PROBLEM TO WORK ON: All of the records listed below should be retyped exactly.
——————————
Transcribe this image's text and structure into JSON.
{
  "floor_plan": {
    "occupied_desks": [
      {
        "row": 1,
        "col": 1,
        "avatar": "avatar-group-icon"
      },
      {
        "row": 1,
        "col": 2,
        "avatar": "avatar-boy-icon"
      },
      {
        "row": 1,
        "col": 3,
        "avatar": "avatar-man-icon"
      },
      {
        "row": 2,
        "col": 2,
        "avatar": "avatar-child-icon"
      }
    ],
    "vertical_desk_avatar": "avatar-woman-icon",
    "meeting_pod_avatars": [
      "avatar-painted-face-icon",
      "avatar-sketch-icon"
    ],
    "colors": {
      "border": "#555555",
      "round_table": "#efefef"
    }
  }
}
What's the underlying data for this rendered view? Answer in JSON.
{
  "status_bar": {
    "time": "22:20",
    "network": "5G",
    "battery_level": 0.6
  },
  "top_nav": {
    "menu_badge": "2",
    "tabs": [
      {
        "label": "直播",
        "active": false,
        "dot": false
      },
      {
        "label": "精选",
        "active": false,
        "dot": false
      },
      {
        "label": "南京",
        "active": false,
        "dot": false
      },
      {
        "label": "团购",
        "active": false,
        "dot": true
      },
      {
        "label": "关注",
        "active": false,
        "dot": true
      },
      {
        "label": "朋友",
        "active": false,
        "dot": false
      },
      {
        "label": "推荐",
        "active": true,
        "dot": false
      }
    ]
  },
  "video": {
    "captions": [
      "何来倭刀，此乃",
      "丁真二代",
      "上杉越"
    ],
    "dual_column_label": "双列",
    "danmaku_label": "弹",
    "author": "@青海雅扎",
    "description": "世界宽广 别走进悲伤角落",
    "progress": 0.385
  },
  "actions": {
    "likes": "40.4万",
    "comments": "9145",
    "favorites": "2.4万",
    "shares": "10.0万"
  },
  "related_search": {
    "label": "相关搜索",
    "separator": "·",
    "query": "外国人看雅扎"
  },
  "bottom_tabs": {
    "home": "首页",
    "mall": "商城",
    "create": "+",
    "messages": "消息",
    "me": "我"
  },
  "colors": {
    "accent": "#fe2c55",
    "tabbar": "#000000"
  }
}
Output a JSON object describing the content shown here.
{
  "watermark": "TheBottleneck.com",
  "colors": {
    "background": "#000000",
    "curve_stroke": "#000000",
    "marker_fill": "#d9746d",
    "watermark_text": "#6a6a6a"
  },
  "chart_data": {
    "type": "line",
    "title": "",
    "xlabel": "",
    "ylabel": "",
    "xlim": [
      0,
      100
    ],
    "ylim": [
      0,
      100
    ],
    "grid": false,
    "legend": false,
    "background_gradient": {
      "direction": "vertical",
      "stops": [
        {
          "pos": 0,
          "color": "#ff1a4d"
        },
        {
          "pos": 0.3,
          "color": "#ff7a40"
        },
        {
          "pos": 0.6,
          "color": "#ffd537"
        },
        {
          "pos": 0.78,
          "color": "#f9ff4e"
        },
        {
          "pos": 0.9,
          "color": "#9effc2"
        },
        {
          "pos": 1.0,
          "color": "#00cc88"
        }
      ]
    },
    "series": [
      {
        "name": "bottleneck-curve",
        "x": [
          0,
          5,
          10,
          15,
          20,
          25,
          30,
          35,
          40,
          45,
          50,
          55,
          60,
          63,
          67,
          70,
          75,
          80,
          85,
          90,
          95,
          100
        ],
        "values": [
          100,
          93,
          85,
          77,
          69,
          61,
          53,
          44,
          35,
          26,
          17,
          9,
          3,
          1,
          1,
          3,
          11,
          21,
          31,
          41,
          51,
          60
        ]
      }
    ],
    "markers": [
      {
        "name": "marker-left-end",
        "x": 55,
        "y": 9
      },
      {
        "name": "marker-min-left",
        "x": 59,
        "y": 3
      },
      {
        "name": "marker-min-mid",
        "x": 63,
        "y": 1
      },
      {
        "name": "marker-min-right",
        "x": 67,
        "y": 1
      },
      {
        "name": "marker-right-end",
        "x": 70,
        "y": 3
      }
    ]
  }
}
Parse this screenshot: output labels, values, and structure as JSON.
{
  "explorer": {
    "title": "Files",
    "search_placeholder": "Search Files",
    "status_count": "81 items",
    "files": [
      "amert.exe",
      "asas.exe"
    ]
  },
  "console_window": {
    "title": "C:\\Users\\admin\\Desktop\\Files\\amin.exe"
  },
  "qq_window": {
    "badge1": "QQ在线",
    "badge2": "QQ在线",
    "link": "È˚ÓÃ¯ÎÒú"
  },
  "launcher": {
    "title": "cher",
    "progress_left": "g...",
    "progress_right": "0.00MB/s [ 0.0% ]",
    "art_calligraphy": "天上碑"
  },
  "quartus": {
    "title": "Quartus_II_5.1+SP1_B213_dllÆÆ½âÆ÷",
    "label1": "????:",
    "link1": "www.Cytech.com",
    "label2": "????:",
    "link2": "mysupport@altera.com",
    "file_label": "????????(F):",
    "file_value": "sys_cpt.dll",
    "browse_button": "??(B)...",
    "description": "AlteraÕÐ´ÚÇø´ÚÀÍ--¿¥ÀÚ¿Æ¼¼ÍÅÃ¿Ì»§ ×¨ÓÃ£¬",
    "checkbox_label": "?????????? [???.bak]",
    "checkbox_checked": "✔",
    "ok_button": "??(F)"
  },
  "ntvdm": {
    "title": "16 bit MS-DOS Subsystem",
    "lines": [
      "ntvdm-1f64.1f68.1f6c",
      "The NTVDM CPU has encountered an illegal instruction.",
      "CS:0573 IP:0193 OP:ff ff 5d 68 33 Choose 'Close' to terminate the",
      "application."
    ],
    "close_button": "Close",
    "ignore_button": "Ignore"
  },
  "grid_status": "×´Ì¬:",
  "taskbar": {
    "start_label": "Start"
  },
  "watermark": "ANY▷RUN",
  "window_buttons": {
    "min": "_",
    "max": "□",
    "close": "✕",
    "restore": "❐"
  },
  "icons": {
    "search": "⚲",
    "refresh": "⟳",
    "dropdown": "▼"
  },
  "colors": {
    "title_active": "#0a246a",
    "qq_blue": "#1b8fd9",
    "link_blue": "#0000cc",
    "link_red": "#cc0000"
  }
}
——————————
TASK SOLUTION:
Transcribe this image's text and structure into JSON.
{
  "floor_plan": {
    "occupied_desks": [
      {
        "row": 1,
        "col": 1,
        "avatar": "avatar-group-icon"
      },
      {
        "row": 1,
        "col": 2,
        "avatar": "avatar-boy-icon"
      },
      {
        "row": 1,
        "col": 3,
        "avatar": "avatar-man-icon"
      },
      {
        "row": 2,
        "col": 2,
        "avatar": "avatar-child-icon"
      }
    ],
    "vertical_desk_avatar": "avatar-woman-icon",
    "meeting_pod_avatars": [
      "avatar-painted-face-icon",
      "avatar-sketch-icon"
    ],
    "colors": {
      "border": "#555555",
      "round_table": "#efefef"
    }
  }
}
What's the underlying data for this rendered view? Answer in JSON.
{
  "status_bar": {
    "time": "22:20",
    "network": "5G",
    "battery_level": 0.6
  },
  "top_nav": {
    "menu_badge": "2",
    "tabs": [
      {
        "label": "直播",
        "active": false,
        "dot": false
      },
      {
        "label": "精选",
        "active": false,
        "dot": false
      },
      {
        "label": "南京",
        "active": false,
        "dot": false
      },
      {
        "label": "团购",
        "active": false,
        "dot": true
      },
      {
        "label": "关注",
        "active": false,
        "dot": true
      },
      {
        "label": "朋友",
        "active": false,
        "dot": false
      },
      {
        "label": "推荐",
        "active": true,
        "dot": false
      }
    ]
  },
  "video": {
    "captions": [
      "何来倭刀，此乃",
      "丁真二代",
      "上杉越"
    ],
    "dual_column_label": "双列",
    "danmaku_label": "弹",
    "author": "@青海雅扎",
    "description": "世界宽广 别走进悲伤角落",
    "progress": 0.385
  },
  "actions": {
    "likes": "40.4万",
    "comments": "9145",
    "favorites": "2.4万",
    "shares": "10.0万"
  },
  "related_search": {
    "label": "相关搜索",
    "separator": "·",
    "query": "外国人看雅扎"
  },
  "bottom_tabs": {
    "home": "首页",
    "mall": "商城",
    "create": "+",
    "messages": "消息",
    "me": "我"
  },
  "colors": {
    "accent": "#fe2c55",
    "tabbar": "#000000"
  }
}
Output a JSON object describing the content shown here.
{
  "watermark": "TheBottleneck.com",
  "colors": {
    "background": "#000000",
    "curve_stroke": "#000000",
    "marker_fill": "#d9746d",
    "watermark_text": "#6a6a6a"
  },
  "chart_data": {
    "type": "line",
    "title": "",
    "xlabel": "",
    "ylabel": "",
    "xlim": [
      0,
      100
    ],
    "ylim": [
      0,
      100
    ],
    "grid": false,
    "legend": false,
    "background_gradient": {
      "direction": "vertical",
      "stops": [
        {
          "pos": 0,
          "color": "#ff1a4d"
        },
        {
          "pos": 0.3,
          "color": "#ff7a40"
        },
        {
          "pos": 0.6,
          "color": "#ffd537"
        },
        {
          "pos": 0.78,
          "color": "#f9ff4e"
        },
        {
          "pos": 0.9,
          "color": "#9effc2"
        },
        {
          "pos": 1.0,
          "color": "#00cc88"
        }
      ]
    },
    "series": [
      {
        "name": "bottleneck-curve",
        "x": [
          0,
          5,
          10,
          15,
          20,
          25,
          30,
          35,
          40,
          45,
          50,
          55,
          60,
          63,
          67,
          70,
          75,
          80,
          85,
          90,
          95,
          100
        ],
        "values": [
          100,
          93,
          85,
          77,
          69,
          61,
          53,
          44,
          35,
          26,
          17,
          9,
          3,
          1,
          1,
          3,
          11,
          21,
          31,
          41,
          51,
          60
        ]
      }
    ],
    "markers": [
      {
        "name": "marker-left-end",
        "x": 55,
        "y": 9
      },
      {
        "name": "marker-min-left",
        "x": 59,
        "y": 3
      },
      {
        "name": "marker-min-mid",
        "x": 63,
        "y": 1
      },
      {
        "name": "marker-min-right",
        "x": 67,
        "y": 1
      },
      {
        "name": "marker-right-end",
        "x": 70,
        "y": 3
      }
    ]
  }
}
Parse this screenshot: output labels, values, and structure as JSON.
{
  "explorer": {
    "title": "Files",
    "search_placeholder": "Search Files",
    "status_count": "81 items",
    "files": [
      "amert.exe",
      "asas.exe"
    ]
  },
  "console_window": {
    "title": "C:\\Users\\admin\\Desktop\\Files\\amin.exe"
  },
  "qq_window": {
    "badge1": "QQ在线",
    "badge2": "QQ在线",
    "link": "È˚ÓÃ¯ÎÒú"
  },
  "launcher": {
    "title": "cher",
    "progress_left": "g...",
    "progress_right": "0.00MB/s [ 0.0% ]",
    "art_calligraphy": "天上碑"
  },
  "quartus": {
    "title": "Quartus_II_5.1+SP1_B213_dllÆÆ½âÆ÷",
    "label1": "????:",
    "link1": "www.Cytech.com",
    "label2": "????:",
    "link2": "mysupport@altera.com",
    "file_label": "????????(F):",
    "file_value": "sys_cpt.dll",
    "browse_button": "??(B)...",
    "description": "AlteraÕÐ´ÚÇø´ÚÀÍ--¿¥ÀÚ¿Æ¼¼ÍÅÃ¿Ì»§ ×¨ÓÃ£¬",
    "checkbox_label": "?????????? [???.bak]",
    "checkbox_checked": "✔",
    "ok_button": "??(F)"
  },
  "ntvdm": {
    "title": "16 bit MS-DOS Subsystem",
    "lines": [
      "ntvdm-1f64.1f68.1f6c",
      "The NTVDM CPU has encountered an illegal instruction.",
      "CS:0573 IP:0193 OP:ff ff 5d 68 33 Choose 'Close' to terminate the",
      "application."
    ],
    "close_button": "Close",
    "ignore_button": "Ignore"
  },
  "grid_status": "×´Ì¬:",
  "taskbar": {
    "start_label": "Start"
  },
  "watermark": "ANY▷RUN",
  "window_buttons": {
    "min": "_",
    "max": "□",
    "close": "✕",
    "restore": "❐"
  },
  "icons": {
    "search": "⚲",
    "refresh": "⟳",
    "dropdown": "▼"
  },
  "colors": {
    "title_active": "#0a246a",
    "qq_blue": "#1b8fd9",
    "link_blue": "#0000cc",
    "link_red": "#cc0000"
  }
}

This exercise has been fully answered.